Collection entries
....
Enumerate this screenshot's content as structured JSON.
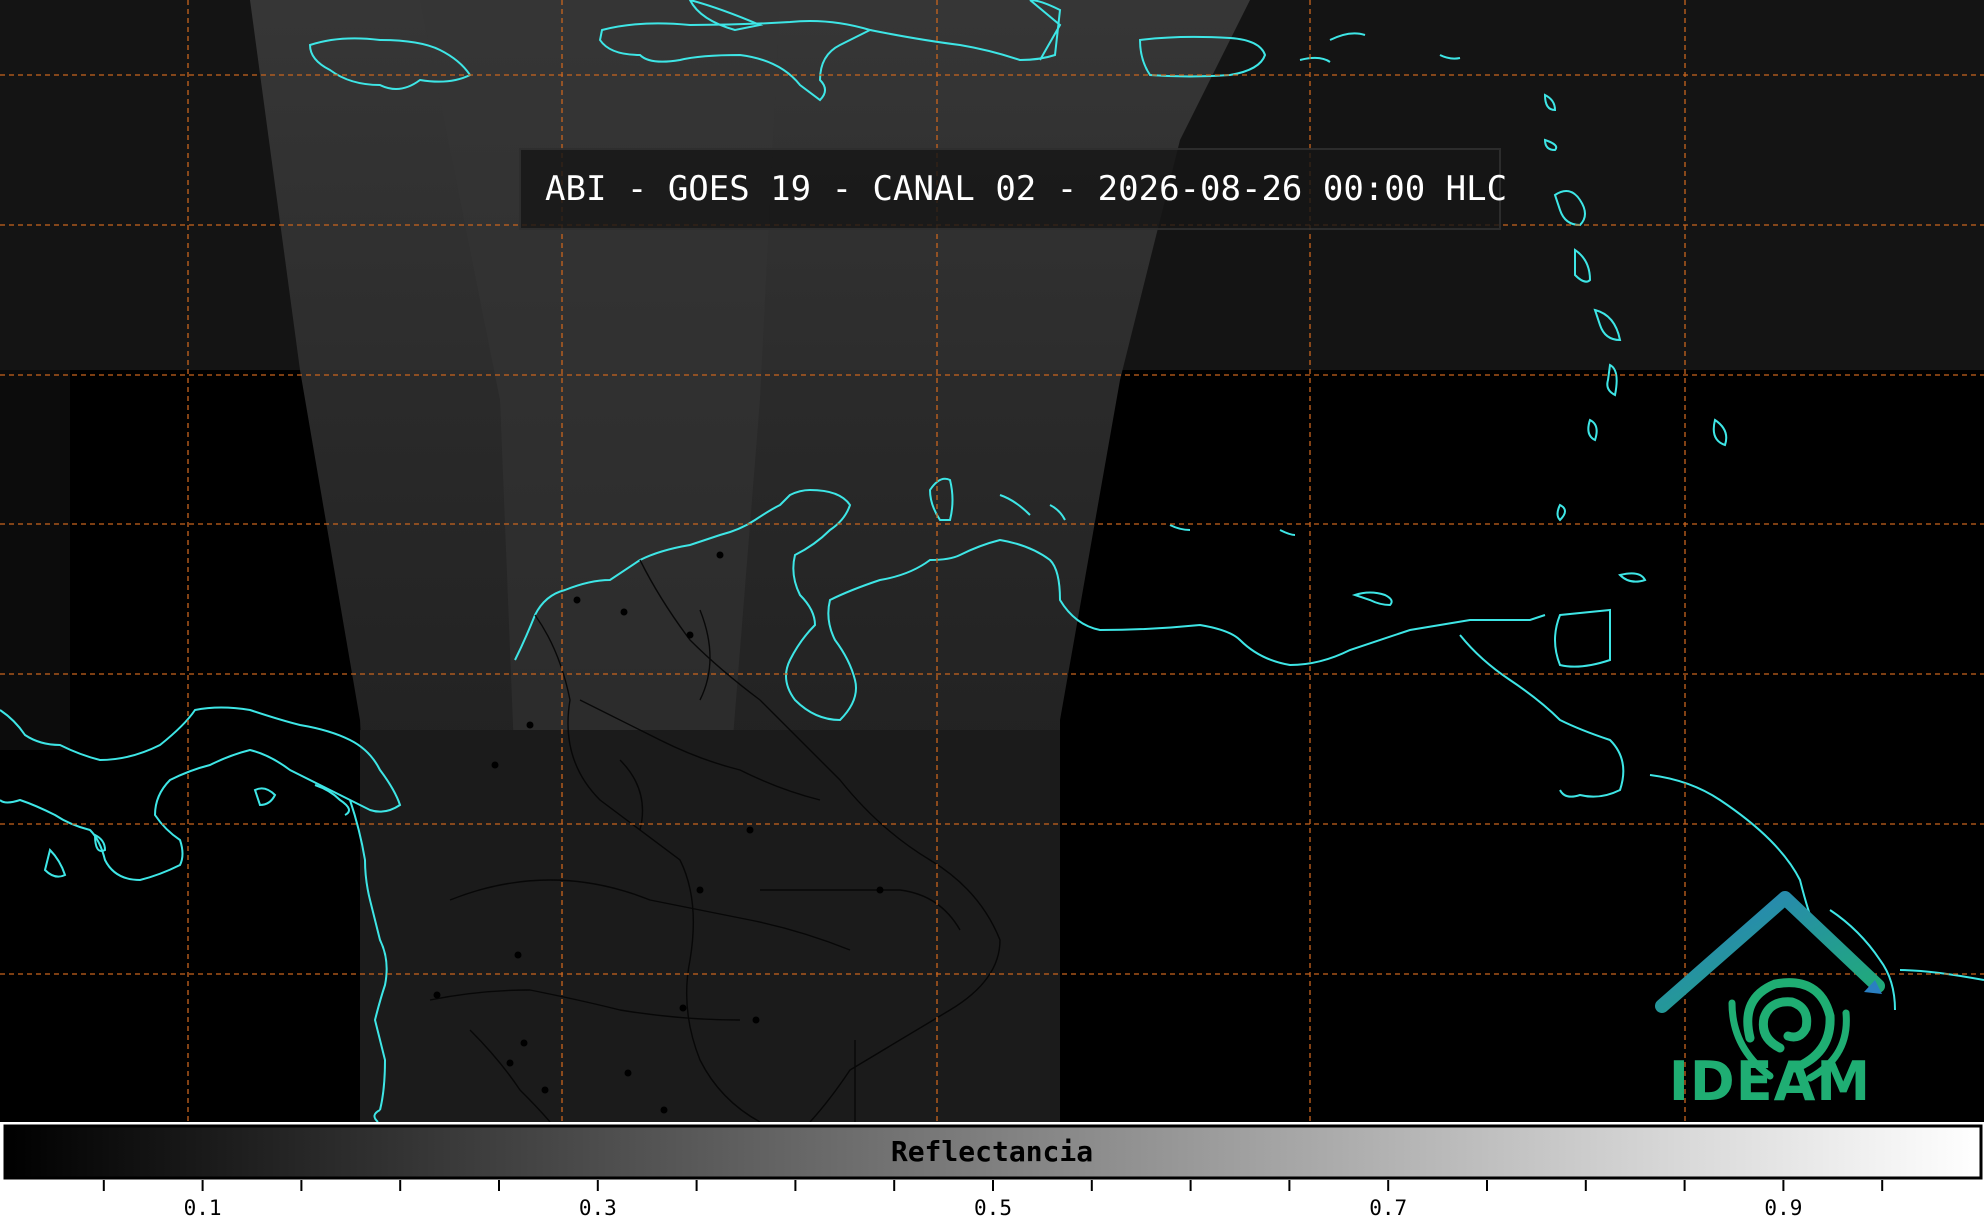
{
  "title": "ABI - GOES 19 - CANAL 02 - 2026-08-26 00:00 HLC",
  "logo": {
    "text": "IDEAM",
    "icon": "ideam-logo-icon",
    "color": "#1fae73"
  },
  "colorbar": {
    "label": "Reflectancia",
    "min": 0.0,
    "max": 1.0,
    "ticks": [
      {
        "label": "0.1",
        "value": 0.1
      },
      {
        "label": "0.3",
        "value": 0.3
      },
      {
        "label": "0.5",
        "value": 0.5
      },
      {
        "label": "0.7",
        "value": 0.7
      },
      {
        "label": "0.9",
        "value": 0.9
      }
    ],
    "minor_step": 0.05
  },
  "colors": {
    "coastline": "#3ee6e6",
    "gridline": "#c8641e",
    "background": "#000000"
  }
}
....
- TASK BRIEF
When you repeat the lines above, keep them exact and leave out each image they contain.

- ANSWER TO THIS TASK
Enumerate this screenshot's content as structured JSON.
{
  "title": "ABI - GOES 19 - CANAL 02 - 2026-08-26 00:00 HLC",
  "logo": {
    "text": "IDEAM",
    "icon": "ideam-logo-icon",
    "color": "#1fae73"
  },
  "colorbar": {
    "label": "Reflectancia",
    "min": 0.0,
    "max": 1.0,
    "ticks": [
      {
        "label": "0.1",
        "value": 0.1
      },
      {
        "label": "0.3",
        "value": 0.3
      },
      {
        "label": "0.5",
        "value": 0.5
      },
      {
        "label": "0.7",
        "value": 0.7
      },
      {
        "label": "0.9",
        "value": 0.9
      }
    ],
    "minor_step": 0.05
  },
  "colors": {
    "coastline": "#3ee6e6",
    "gridline": "#c8641e",
    "background": "#000000"
  }
}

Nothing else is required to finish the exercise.